**What to do**. The reply should reproduce every line of the data below word for word, minus any images.

(Records drawn from a dataset)
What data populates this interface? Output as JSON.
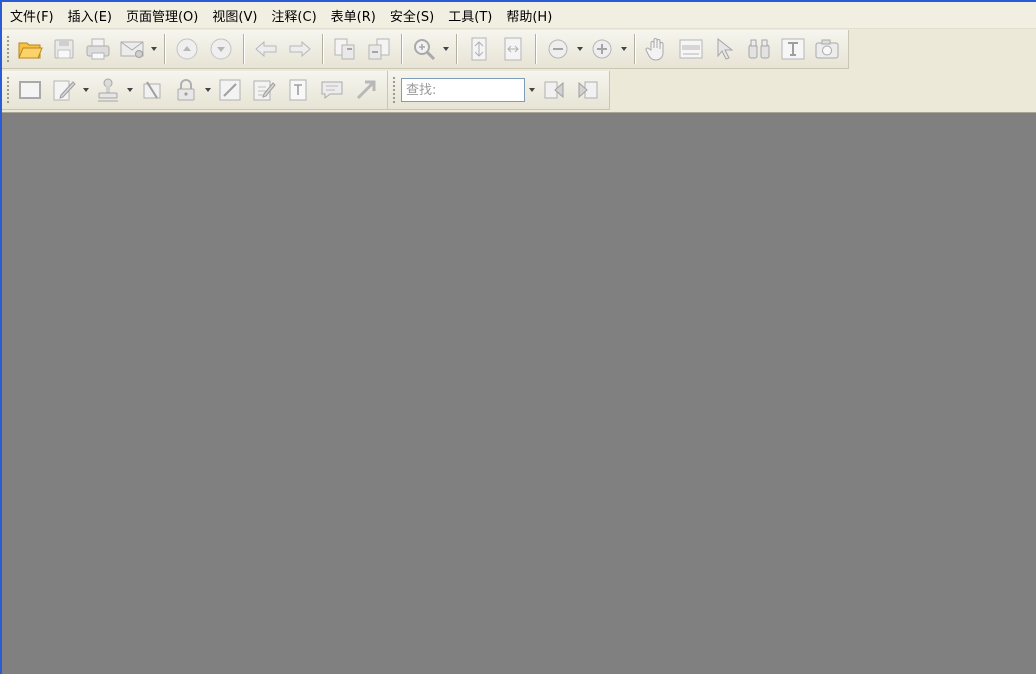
{
  "menu": [
    {
      "label": "文件(F)"
    },
    {
      "label": "插入(E)"
    },
    {
      "label": "页面管理(O)"
    },
    {
      "label": "视图(V)"
    },
    {
      "label": "注释(C)"
    },
    {
      "label": "表单(R)"
    },
    {
      "label": "安全(S)"
    },
    {
      "label": "工具(T)"
    },
    {
      "label": "帮助(H)"
    }
  ],
  "toolbar1": {
    "icons": [
      "open-folder-icon",
      "save-icon",
      "print-icon",
      "email-icon",
      "previous-page-icon",
      "next-page-icon",
      "back-icon",
      "forward-icon",
      "extract-pages-icon",
      "insert-pages-icon",
      "zoom-in-icon",
      "fit-page-icon",
      "fit-width-icon",
      "zoom-out-icon",
      "zoom-plus-icon",
      "hand-tool-icon",
      "text-select-icon",
      "pointer-icon",
      "binoculars-icon",
      "typewriter-icon",
      "snapshot-camera-icon"
    ]
  },
  "toolbar2": {
    "icons": [
      "rectangle-icon",
      "note-pencil-icon",
      "stamp-icon",
      "attach-icon",
      "lock-icon",
      "sign-icon",
      "edit-doc-icon",
      "textbox-icon",
      "comment-icon",
      "arrow-icon",
      "find-prev-icon",
      "find-next-icon"
    ]
  },
  "search": {
    "placeholder": "查找:"
  },
  "colors": {
    "titlebar_border": "#2a5bd7",
    "menubar_bg": "#f1efe2",
    "toolbar_bg": "#ece9d8",
    "workspace_bg": "#808080"
  }
}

**Output of the task**.
What data populates this interface? Output as JSON.
{
  "menu": [
    {
      "label": "文件(F)"
    },
    {
      "label": "插入(E)"
    },
    {
      "label": "页面管理(O)"
    },
    {
      "label": "视图(V)"
    },
    {
      "label": "注释(C)"
    },
    {
      "label": "表单(R)"
    },
    {
      "label": "安全(S)"
    },
    {
      "label": "工具(T)"
    },
    {
      "label": "帮助(H)"
    }
  ],
  "toolbar1": {
    "icons": [
      "open-folder-icon",
      "save-icon",
      "print-icon",
      "email-icon",
      "previous-page-icon",
      "next-page-icon",
      "back-icon",
      "forward-icon",
      "extract-pages-icon",
      "insert-pages-icon",
      "zoom-in-icon",
      "fit-page-icon",
      "fit-width-icon",
      "zoom-out-icon",
      "zoom-plus-icon",
      "hand-tool-icon",
      "text-select-icon",
      "pointer-icon",
      "binoculars-icon",
      "typewriter-icon",
      "snapshot-camera-icon"
    ]
  },
  "toolbar2": {
    "icons": [
      "rectangle-icon",
      "note-pencil-icon",
      "stamp-icon",
      "attach-icon",
      "lock-icon",
      "sign-icon",
      "edit-doc-icon",
      "textbox-icon",
      "comment-icon",
      "arrow-icon",
      "find-prev-icon",
      "find-next-icon"
    ]
  },
  "search": {
    "placeholder": "查找:"
  },
  "colors": {
    "titlebar_border": "#2a5bd7",
    "menubar_bg": "#f1efe2",
    "toolbar_bg": "#ece9d8",
    "workspace_bg": "#808080"
  }
}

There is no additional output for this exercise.